PROBLEM DESCRIPTION :: Your answer must contain each line of the data, copied exactly.
(Beginning of SOURCE DATA)
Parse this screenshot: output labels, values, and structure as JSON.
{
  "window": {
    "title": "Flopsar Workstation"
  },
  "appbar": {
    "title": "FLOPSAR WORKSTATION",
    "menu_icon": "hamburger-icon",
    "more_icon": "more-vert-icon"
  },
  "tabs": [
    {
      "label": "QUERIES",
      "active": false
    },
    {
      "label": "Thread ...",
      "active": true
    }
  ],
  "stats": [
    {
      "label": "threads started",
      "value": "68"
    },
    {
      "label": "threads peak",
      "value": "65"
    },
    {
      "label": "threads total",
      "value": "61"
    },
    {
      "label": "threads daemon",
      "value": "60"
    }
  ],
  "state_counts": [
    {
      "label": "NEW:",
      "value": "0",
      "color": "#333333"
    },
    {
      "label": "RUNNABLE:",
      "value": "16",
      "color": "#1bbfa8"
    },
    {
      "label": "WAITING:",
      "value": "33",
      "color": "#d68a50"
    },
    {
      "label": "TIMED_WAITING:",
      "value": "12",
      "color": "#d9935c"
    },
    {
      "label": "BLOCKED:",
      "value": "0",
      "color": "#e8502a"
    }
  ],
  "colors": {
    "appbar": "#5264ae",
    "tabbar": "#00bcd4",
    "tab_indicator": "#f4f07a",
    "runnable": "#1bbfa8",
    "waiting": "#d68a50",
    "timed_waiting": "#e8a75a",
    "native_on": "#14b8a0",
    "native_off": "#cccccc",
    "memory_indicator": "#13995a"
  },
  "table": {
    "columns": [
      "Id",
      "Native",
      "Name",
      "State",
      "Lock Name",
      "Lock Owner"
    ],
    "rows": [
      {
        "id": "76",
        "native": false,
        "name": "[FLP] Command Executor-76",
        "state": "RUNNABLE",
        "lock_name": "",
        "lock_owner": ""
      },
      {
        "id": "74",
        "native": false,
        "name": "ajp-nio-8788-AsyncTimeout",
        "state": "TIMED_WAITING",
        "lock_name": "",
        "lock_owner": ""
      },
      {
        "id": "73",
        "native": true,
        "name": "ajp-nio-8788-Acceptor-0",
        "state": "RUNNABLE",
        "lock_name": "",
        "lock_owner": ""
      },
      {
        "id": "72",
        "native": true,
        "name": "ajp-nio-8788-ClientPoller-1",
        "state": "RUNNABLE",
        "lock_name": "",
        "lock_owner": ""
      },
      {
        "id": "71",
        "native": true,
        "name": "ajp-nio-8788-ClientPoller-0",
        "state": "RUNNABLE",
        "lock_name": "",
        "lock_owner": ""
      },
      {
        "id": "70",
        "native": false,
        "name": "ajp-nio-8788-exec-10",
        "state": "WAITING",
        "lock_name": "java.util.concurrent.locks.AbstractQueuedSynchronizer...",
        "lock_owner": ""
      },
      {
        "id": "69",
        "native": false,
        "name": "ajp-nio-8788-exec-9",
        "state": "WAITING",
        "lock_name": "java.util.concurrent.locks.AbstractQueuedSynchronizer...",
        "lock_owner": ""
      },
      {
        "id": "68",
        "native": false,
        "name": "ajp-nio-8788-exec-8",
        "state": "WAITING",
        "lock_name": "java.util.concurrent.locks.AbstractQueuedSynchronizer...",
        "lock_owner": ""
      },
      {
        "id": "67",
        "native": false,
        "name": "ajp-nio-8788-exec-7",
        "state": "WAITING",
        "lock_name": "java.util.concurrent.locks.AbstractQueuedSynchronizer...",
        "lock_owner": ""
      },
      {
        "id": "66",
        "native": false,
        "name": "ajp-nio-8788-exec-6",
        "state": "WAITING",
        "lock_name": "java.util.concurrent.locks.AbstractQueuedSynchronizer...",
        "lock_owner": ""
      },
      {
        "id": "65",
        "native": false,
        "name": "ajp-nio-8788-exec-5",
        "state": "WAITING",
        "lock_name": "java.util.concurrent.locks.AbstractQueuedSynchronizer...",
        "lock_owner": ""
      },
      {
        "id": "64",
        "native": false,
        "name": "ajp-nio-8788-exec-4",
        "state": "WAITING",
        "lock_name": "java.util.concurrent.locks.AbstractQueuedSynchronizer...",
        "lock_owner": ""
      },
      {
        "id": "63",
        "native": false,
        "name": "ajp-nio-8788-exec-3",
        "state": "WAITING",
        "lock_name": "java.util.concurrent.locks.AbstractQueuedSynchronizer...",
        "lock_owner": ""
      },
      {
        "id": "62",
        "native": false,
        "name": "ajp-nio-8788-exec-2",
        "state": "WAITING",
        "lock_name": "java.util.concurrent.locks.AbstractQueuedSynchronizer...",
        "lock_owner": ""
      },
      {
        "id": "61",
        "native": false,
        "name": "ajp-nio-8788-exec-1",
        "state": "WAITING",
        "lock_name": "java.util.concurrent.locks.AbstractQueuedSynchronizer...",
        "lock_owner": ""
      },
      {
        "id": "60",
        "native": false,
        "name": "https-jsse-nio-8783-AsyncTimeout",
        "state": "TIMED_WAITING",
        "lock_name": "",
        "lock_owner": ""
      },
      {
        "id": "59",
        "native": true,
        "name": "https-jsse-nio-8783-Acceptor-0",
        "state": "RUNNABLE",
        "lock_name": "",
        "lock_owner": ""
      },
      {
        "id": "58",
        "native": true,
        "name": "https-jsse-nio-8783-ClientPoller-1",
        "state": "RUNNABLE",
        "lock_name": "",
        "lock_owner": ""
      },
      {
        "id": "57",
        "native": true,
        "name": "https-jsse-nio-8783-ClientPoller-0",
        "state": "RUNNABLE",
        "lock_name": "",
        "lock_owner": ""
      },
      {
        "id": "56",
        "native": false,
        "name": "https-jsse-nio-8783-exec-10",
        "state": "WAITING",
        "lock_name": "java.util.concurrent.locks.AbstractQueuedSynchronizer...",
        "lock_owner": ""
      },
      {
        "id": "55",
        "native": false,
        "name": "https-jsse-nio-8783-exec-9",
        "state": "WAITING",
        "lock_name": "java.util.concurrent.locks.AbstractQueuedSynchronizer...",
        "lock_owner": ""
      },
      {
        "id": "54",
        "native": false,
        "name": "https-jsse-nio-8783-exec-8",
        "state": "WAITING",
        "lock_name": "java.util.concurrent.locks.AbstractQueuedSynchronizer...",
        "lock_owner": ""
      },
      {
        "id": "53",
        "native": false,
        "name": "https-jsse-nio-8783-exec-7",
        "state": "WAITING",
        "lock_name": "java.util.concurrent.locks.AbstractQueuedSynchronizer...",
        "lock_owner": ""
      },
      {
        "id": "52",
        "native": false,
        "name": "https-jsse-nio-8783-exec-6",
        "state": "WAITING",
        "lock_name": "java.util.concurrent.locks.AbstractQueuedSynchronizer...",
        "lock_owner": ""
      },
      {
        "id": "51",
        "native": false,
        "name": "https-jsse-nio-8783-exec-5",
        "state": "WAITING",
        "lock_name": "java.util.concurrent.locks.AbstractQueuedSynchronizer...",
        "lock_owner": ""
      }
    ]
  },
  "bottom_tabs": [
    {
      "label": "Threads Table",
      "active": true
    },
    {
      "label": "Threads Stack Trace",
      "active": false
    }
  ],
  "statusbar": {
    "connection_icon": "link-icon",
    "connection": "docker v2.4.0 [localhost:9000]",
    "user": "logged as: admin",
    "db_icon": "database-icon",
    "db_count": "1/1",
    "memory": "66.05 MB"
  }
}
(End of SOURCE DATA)
RESULT FOR THIS EXERCISE ::
Parse this screenshot: output labels, values, and structure as JSON.
{
  "window": {
    "title": "Flopsar Workstation"
  },
  "appbar": {
    "title": "FLOPSAR WORKSTATION",
    "menu_icon": "hamburger-icon",
    "more_icon": "more-vert-icon"
  },
  "tabs": [
    {
      "label": "QUERIES",
      "active": false
    },
    {
      "label": "Thread ...",
      "active": true
    }
  ],
  "stats": [
    {
      "label": "threads started",
      "value": "68"
    },
    {
      "label": "threads peak",
      "value": "65"
    },
    {
      "label": "threads total",
      "value": "61"
    },
    {
      "label": "threads daemon",
      "value": "60"
    }
  ],
  "state_counts": [
    {
      "label": "NEW:",
      "value": "0",
      "color": "#333333"
    },
    {
      "label": "RUNNABLE:",
      "value": "16",
      "color": "#1bbfa8"
    },
    {
      "label": "WAITING:",
      "value": "33",
      "color": "#d68a50"
    },
    {
      "label": "TIMED_WAITING:",
      "value": "12",
      "color": "#d9935c"
    },
    {
      "label": "BLOCKED:",
      "value": "0",
      "color": "#e8502a"
    }
  ],
  "colors": {
    "appbar": "#5264ae",
    "tabbar": "#00bcd4",
    "tab_indicator": "#f4f07a",
    "runnable": "#1bbfa8",
    "waiting": "#d68a50",
    "timed_waiting": "#e8a75a",
    "native_on": "#14b8a0",
    "native_off": "#cccccc",
    "memory_indicator": "#13995a"
  },
  "table": {
    "columns": [
      "Id",
      "Native",
      "Name",
      "State",
      "Lock Name",
      "Lock Owner"
    ],
    "rows": [
      {
        "id": "76",
        "native": false,
        "name": "[FLP] Command Executor-76",
        "state": "RUNNABLE",
        "lock_name": "",
        "lock_owner": ""
      },
      {
        "id": "74",
        "native": false,
        "name": "ajp-nio-8788-AsyncTimeout",
        "state": "TIMED_WAITING",
        "lock_name": "",
        "lock_owner": ""
      },
      {
        "id": "73",
        "native": true,
        "name": "ajp-nio-8788-Acceptor-0",
        "state": "RUNNABLE",
        "lock_name": "",
        "lock_owner": ""
      },
      {
        "id": "72",
        "native": true,
        "name": "ajp-nio-8788-ClientPoller-1",
        "state": "RUNNABLE",
        "lock_name": "",
        "lock_owner": ""
      },
      {
        "id": "71",
        "native": true,
        "name": "ajp-nio-8788-ClientPoller-0",
        "state": "RUNNABLE",
        "lock_name": "",
        "lock_owner": ""
      },
      {
        "id": "70",
        "native": false,
        "name": "ajp-nio-8788-exec-10",
        "state": "WAITING",
        "lock_name": "java.util.concurrent.locks.AbstractQueuedSynchronizer...",
        "lock_owner": ""
      },
      {
        "id": "69",
        "native": false,
        "name": "ajp-nio-8788-exec-9",
        "state": "WAITING",
        "lock_name": "java.util.concurrent.locks.AbstractQueuedSynchronizer...",
        "lock_owner": ""
      },
      {
        "id": "68",
        "native": false,
        "name": "ajp-nio-8788-exec-8",
        "state": "WAITING",
        "lock_name": "java.util.concurrent.locks.AbstractQueuedSynchronizer...",
        "lock_owner": ""
      },
      {
        "id": "67",
        "native": false,
        "name": "ajp-nio-8788-exec-7",
        "state": "WAITING",
        "lock_name": "java.util.concurrent.locks.AbstractQueuedSynchronizer...",
        "lock_owner": ""
      },
      {
        "id": "66",
        "native": false,
        "name": "ajp-nio-8788-exec-6",
        "state": "WAITING",
        "lock_name": "java.util.concurrent.locks.AbstractQueuedSynchronizer...",
        "lock_owner": ""
      },
      {
        "id": "65",
        "native": false,
        "name": "ajp-nio-8788-exec-5",
        "state": "WAITING",
        "lock_name": "java.util.concurrent.locks.AbstractQueuedSynchronizer...",
        "lock_owner": ""
      },
      {
        "id": "64",
        "native": false,
        "name": "ajp-nio-8788-exec-4",
        "state": "WAITING",
        "lock_name": "java.util.concurrent.locks.AbstractQueuedSynchronizer...",
        "lock_owner": ""
      },
      {
        "id": "63",
        "native": false,
        "name": "ajp-nio-8788-exec-3",
        "state": "WAITING",
        "lock_name": "java.util.concurrent.locks.AbstractQueuedSynchronizer...",
        "lock_owner": ""
      },
      {
        "id": "62",
        "native": false,
        "name": "ajp-nio-8788-exec-2",
        "state": "WAITING",
        "lock_name": "java.util.concurrent.locks.AbstractQueuedSynchronizer...",
        "lock_owner": ""
      },
      {
        "id": "61",
        "native": false,
        "name": "ajp-nio-8788-exec-1",
        "state": "WAITING",
        "lock_name": "java.util.concurrent.locks.AbstractQueuedSynchronizer...",
        "lock_owner": ""
      },
      {
        "id": "60",
        "native": false,
        "name": "https-jsse-nio-8783-AsyncTimeout",
        "state": "TIMED_WAITING",
        "lock_name": "",
        "lock_owner": ""
      },
      {
        "id": "59",
        "native": true,
        "name": "https-jsse-nio-8783-Acceptor-0",
        "state": "RUNNABLE",
        "lock_name": "",
        "lock_owner": ""
      },
      {
        "id": "58",
        "native": true,
        "name": "https-jsse-nio-8783-ClientPoller-1",
        "state": "RUNNABLE",
        "lock_name": "",
        "lock_owner": ""
      },
      {
        "id": "57",
        "native": true,
        "name": "https-jsse-nio-8783-ClientPoller-0",
        "state": "RUNNABLE",
        "lock_name": "",
        "lock_owner": ""
      },
      {
        "id": "56",
        "native": false,
        "name": "https-jsse-nio-8783-exec-10",
        "state": "WAITING",
        "lock_name": "java.util.concurrent.locks.AbstractQueuedSynchronizer...",
        "lock_owner": ""
      },
      {
        "id": "55",
        "native": false,
        "name": "https-jsse-nio-8783-exec-9",
        "state": "WAITING",
        "lock_name": "java.util.concurrent.locks.AbstractQueuedSynchronizer...",
        "lock_owner": ""
      },
      {
        "id": "54",
        "native": false,
        "name": "https-jsse-nio-8783-exec-8",
        "state": "WAITING",
        "lock_name": "java.util.concurrent.locks.AbstractQueuedSynchronizer...",
        "lock_owner": ""
      },
      {
        "id": "53",
        "native": false,
        "name": "https-jsse-nio-8783-exec-7",
        "state": "WAITING",
        "lock_name": "java.util.concurrent.locks.AbstractQueuedSynchronizer...",
        "lock_owner": ""
      },
      {
        "id": "52",
        "native": false,
        "name": "https-jsse-nio-8783-exec-6",
        "state": "WAITING",
        "lock_name": "java.util.concurrent.locks.AbstractQueuedSynchronizer...",
        "lock_owner": ""
      },
      {
        "id": "51",
        "native": false,
        "name": "https-jsse-nio-8783-exec-5",
        "state": "WAITING",
        "lock_name": "java.util.concurrent.locks.AbstractQueuedSynchronizer...",
        "lock_owner": ""
      }
    ]
  },
  "bottom_tabs": [
    {
      "label": "Threads Table",
      "active": true
    },
    {
      "label": "Threads Stack Trace",
      "active": false
    }
  ],
  "statusbar": {
    "connection_icon": "link-icon",
    "connection": "docker v2.4.0 [localhost:9000]",
    "user": "logged as: admin",
    "db_icon": "database-icon",
    "db_count": "1/1",
    "memory": "66.05 MB"
  }
}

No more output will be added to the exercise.